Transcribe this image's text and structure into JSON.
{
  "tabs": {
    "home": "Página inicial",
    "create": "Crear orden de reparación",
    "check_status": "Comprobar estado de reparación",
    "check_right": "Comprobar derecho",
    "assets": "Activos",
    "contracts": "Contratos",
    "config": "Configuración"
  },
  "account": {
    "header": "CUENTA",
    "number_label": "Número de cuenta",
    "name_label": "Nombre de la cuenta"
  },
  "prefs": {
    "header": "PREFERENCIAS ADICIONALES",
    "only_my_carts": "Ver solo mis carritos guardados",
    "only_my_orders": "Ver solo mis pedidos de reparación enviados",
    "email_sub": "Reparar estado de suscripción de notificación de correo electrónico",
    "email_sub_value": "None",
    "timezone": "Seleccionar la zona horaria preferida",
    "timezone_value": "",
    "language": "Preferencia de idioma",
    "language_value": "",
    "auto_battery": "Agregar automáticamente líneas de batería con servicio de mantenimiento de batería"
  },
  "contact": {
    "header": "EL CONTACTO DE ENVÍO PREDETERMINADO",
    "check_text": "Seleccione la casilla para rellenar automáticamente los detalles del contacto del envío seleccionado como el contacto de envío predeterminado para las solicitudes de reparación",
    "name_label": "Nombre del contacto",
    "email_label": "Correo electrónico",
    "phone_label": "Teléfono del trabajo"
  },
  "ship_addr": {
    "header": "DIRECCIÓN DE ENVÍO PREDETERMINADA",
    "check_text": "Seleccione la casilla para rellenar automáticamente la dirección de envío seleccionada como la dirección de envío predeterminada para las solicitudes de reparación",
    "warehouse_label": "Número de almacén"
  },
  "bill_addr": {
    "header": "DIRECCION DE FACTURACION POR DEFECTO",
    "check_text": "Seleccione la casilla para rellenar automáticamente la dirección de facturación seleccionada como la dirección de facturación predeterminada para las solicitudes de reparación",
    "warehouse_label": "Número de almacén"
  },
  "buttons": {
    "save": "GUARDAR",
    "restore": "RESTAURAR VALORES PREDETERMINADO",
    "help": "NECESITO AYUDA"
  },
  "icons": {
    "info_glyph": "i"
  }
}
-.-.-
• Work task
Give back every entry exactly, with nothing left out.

• Answer
Transcribe this image's text and structure into JSON.
{
  "tabs": {
    "home": "Página inicial",
    "create": "Crear orden de reparación",
    "check_status": "Comprobar estado de reparación",
    "check_right": "Comprobar derecho",
    "assets": "Activos",
    "contracts": "Contratos",
    "config": "Configuración"
  },
  "account": {
    "header": "CUENTA",
    "number_label": "Número de cuenta",
    "name_label": "Nombre de la cuenta"
  },
  "prefs": {
    "header": "PREFERENCIAS ADICIONALES",
    "only_my_carts": "Ver solo mis carritos guardados",
    "only_my_orders": "Ver solo mis pedidos de reparación enviados",
    "email_sub": "Reparar estado de suscripción de notificación de correo electrónico",
    "email_sub_value": "None",
    "timezone": "Seleccionar la zona horaria preferida",
    "timezone_value": "",
    "language": "Preferencia de idioma",
    "language_value": "",
    "auto_battery": "Agregar automáticamente líneas de batería con servicio de mantenimiento de batería"
  },
  "contact": {
    "header": "EL CONTACTO DE ENVÍO PREDETERMINADO",
    "check_text": "Seleccione la casilla para rellenar automáticamente los detalles del contacto del envío seleccionado como el contacto de envío predeterminado para las solicitudes de reparación",
    "name_label": "Nombre del contacto",
    "email_label": "Correo electrónico",
    "phone_label": "Teléfono del trabajo"
  },
  "ship_addr": {
    "header": "DIRECCIÓN DE ENVÍO PREDETERMINADA",
    "check_text": "Seleccione la casilla para rellenar automáticamente la dirección de envío seleccionada como la dirección de envío predeterminada para las solicitudes de reparación",
    "warehouse_label": "Número de almacén"
  },
  "bill_addr": {
    "header": "DIRECCION DE FACTURACION POR DEFECTO",
    "check_text": "Seleccione la casilla para rellenar automáticamente la dirección de facturación seleccionada como la dirección de facturación predeterminada para las solicitudes de reparación",
    "warehouse_label": "Número de almacén"
  },
  "buttons": {
    "save": "GUARDAR",
    "restore": "RESTAURAR VALORES PREDETERMINADO",
    "help": "NECESITO AYUDA"
  },
  "icons": {
    "info_glyph": "i"
  }
}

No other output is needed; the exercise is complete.